Fashion is different these days. Indeed, London is different these days, although it is still very much the creative hub of the style world. There is probably more going on in London nowadays then there has ever been, the only difference being it is far less exclusive. The high street buzzes with excitement, Savile Row has been rejuvenated and there are pockets of creativity all over the capital, from Shoreditch to Notting Hill, from Marylebone High Street to Borough Market.
More importantly, in 2011 London is no longer the “creative hub that can’t deliver actual product”, but a bona fide player in the global marketplace. We are awash with money, and even though a lot of it comes from abroad – from Russia, from China, and from all points in between, many of which are situated in the Middle East – this is where it ends up.

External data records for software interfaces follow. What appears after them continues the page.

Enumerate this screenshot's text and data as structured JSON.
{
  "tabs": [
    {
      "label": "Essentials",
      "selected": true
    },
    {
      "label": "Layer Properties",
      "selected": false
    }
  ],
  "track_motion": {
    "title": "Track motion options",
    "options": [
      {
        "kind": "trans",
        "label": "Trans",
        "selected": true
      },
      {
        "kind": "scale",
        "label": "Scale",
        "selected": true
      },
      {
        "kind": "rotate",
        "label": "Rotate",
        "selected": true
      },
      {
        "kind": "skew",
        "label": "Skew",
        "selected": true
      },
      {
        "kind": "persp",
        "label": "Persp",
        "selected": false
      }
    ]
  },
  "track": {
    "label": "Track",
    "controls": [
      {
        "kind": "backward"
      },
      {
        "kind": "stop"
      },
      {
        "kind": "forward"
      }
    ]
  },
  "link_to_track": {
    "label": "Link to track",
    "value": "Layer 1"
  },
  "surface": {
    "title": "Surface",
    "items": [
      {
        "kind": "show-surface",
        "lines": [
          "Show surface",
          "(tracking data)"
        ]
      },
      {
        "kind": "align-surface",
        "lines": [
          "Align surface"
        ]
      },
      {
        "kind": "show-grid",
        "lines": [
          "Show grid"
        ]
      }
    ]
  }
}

On top of this, we have a restaurant culture like no other. Twenty-five years ago there were ten good restaurants, and these days there are over 200. Londoners define themselves by what they eat as much as they do by what they wear, or where they decide to go on holiday, and they expect good food and good service at reasonable prices. Twenty-five years ago you may have defined yourself by what nightclub you went to; these days it’s just as likely to be a restaurant, a cocktail bar or a café.
This season’s London Fashion Week is many things to many people. For some it’s a huge trade fair, for others it’s an opportunity to display their fine new threads, and for others it’s an opportunity to shop. The whole shebang is kick-started on September 8th with Fashion’s Big Night Out, an event which was initiated to try and get people back into shops, but which has already become a staple of the fashion calendar. It’s a wonderful night out, and the sort of multi-tiered, portmanteau soiree that kills two birds with one stone. It is a perfect example of what it means to be fashionable in London at the moment. Exclusive, inclusive, and a hell of a lot of fun.
What to wear to London Fashion Week
All items chosen are British designed – a mix of ‘in the know cool’ as well as new British names.
Ash “Jess Bis” Cuban Zip Booties
There’s nothing better than finding a pair of boots that immediately become the most treasured item in your wardrobe. We bet these are the ones.
In luxurious burnished black calf leather, they have a cute blocky cuban heel and hit the ankle at just the right point to look great with dresses as well as trousers.
Marian Newman “The Ink” nail polish in Pewter
Marian Newman is the queen of catwalk nail colour, but that’s not the only reason we love her. The Inks are the perfect manicure on the go solution. Their revolutionary water based formula gives them a 60 second drying time all in a great innovative pen design. Keep one in your bag at all times to update your nails wherever you are.
Kate Hillier Sterling Silver Owl Necklace
Britain’s most talented accessories designer, Katie Hillier, has finally created her own label of typically witty and utterly desirable necklaces.
This owl is suspended on a long silver chain which will sit just below your clavicle, very cute and very sexy.
Paul Yacomine Parfum de coiffeur
Parfum de Coiffeur are a trio of three separate fragrances which are misted over hair to diffuse their beautiful essences of Frangipani, Bergamot and Amber as your hair moves.
Sophie Hulme Leather Zip Top Shopper
Leather shoppers are the ultimate in practical yet stylish accessorising.
It’s large enough to fit all of your essentials and what’s more, it has two top zips for extra security.
Top spots to mingle with the fashionable
Savoy– stone’s throw from event, rejuvenated London landmark.
Wyld Bar – W Hotel, Leicester Square. Rub shoulders with the A list
Dean St Townhouse, Soho – the perfect place to people watch.
The Princess of Shoreditch – Look East for best new gastropub.
Folly, 41 Gracechurch St – Hidden treat in the “City”
Bistrotheque– still going strong, will definitely house fashion week parties.
Dinner at Hyde Park Hotel – Heston Blumenthal’s huge London success, book very, very early.
Pescheria Mattiucci – Notting Hill’s fish monger by day, fish eatery by night. Let’s get fishy.
Thanks to Flickr photographer Swamibu for the header shot.